§ **THE PROBLEM**: I need the number of lines in the following entries that hold the word "inbox", and no other text.
──────── SUPPLIED MATERIAL
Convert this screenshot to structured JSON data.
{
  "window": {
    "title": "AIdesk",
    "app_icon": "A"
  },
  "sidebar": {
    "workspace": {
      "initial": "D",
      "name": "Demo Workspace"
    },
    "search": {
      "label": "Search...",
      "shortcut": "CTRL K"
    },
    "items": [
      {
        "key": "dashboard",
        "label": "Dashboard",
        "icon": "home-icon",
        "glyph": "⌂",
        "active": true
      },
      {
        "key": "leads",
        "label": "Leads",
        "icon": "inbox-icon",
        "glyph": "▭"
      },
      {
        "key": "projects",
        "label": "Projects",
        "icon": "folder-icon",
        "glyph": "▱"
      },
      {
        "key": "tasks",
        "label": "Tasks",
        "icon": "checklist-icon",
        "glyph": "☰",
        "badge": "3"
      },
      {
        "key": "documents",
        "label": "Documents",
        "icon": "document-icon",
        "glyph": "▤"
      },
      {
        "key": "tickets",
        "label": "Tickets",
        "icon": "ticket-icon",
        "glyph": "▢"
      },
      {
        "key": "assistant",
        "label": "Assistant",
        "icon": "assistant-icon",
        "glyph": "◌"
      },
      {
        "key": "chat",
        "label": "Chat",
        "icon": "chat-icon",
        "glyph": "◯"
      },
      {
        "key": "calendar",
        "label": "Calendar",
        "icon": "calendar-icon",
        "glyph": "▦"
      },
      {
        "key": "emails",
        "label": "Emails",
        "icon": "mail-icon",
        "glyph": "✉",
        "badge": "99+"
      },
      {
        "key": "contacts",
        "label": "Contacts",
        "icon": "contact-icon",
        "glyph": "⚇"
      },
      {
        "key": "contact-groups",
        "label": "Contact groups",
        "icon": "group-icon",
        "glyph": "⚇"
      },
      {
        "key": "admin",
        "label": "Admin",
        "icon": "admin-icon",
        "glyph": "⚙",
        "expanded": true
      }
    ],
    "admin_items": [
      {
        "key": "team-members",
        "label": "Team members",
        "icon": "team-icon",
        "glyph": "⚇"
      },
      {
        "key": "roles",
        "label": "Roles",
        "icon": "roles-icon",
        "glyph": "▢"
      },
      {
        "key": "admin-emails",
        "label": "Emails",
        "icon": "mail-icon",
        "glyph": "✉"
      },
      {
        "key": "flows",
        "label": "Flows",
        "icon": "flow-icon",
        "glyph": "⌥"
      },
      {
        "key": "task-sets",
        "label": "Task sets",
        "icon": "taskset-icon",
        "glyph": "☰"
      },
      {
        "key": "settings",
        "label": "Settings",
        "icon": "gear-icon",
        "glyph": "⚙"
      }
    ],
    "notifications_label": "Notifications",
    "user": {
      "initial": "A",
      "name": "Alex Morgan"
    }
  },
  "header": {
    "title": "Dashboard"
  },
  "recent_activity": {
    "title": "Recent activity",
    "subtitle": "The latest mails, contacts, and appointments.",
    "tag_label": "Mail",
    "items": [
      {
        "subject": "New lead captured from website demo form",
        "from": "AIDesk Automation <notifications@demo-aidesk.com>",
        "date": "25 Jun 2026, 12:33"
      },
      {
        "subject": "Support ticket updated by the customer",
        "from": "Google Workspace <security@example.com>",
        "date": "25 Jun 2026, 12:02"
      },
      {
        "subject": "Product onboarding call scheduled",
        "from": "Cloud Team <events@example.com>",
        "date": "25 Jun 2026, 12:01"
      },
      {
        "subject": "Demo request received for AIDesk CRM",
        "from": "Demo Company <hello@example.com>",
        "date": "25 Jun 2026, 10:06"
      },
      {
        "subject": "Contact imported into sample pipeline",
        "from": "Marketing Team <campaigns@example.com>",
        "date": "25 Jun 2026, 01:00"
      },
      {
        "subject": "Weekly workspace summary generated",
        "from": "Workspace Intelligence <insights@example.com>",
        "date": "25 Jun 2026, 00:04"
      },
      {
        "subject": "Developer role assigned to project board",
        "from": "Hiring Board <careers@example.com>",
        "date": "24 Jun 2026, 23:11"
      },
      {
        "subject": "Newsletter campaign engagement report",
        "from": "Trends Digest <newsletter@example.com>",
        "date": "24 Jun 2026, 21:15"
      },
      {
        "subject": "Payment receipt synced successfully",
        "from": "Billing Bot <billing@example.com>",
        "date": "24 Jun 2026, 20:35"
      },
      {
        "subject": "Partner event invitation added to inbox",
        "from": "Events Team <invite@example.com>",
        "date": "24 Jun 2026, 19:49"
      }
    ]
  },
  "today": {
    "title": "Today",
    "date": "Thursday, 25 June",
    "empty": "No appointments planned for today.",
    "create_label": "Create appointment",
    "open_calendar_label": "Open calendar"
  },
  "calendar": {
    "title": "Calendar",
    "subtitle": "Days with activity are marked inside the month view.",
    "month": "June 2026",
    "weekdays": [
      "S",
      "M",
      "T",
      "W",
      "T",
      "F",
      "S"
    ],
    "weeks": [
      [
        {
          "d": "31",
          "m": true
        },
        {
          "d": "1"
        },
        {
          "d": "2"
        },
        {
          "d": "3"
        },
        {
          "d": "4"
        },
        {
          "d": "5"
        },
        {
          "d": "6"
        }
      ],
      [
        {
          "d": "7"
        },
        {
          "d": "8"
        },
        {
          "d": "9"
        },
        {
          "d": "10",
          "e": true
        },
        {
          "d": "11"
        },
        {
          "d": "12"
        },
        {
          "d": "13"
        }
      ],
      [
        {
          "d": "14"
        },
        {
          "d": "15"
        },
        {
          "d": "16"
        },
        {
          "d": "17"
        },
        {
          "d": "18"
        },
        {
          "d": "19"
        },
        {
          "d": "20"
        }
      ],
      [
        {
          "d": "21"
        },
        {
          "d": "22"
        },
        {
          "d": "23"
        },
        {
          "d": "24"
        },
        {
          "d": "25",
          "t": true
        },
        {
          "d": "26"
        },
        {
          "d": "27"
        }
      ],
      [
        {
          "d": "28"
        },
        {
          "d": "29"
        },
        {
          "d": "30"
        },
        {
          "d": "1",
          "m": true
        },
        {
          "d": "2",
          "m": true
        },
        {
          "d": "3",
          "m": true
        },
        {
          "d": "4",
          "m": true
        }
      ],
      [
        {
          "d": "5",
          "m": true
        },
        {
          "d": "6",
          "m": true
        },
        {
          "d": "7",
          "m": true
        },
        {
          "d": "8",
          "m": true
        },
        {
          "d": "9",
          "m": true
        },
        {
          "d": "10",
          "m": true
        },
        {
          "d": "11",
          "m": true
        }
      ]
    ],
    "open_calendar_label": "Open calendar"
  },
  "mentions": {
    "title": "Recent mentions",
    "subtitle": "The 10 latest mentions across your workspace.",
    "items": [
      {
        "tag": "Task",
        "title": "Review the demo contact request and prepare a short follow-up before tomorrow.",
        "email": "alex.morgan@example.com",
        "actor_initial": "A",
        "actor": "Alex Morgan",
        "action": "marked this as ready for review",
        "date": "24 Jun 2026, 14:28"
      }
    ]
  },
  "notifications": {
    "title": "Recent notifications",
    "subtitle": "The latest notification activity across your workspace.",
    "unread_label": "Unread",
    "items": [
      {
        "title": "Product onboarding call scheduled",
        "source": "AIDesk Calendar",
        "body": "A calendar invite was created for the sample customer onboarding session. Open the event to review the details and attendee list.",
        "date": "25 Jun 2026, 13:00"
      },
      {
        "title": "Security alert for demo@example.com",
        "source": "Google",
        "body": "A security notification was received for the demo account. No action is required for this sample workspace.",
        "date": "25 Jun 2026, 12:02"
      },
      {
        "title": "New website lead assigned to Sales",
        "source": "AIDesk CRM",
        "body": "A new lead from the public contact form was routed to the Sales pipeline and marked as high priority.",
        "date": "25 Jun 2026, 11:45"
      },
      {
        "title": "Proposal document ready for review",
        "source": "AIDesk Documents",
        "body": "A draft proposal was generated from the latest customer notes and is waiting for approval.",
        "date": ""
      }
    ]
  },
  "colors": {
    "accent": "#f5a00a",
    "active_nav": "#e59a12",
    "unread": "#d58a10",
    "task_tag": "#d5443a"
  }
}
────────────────
§ **PROBLEM SOLUTION**: 2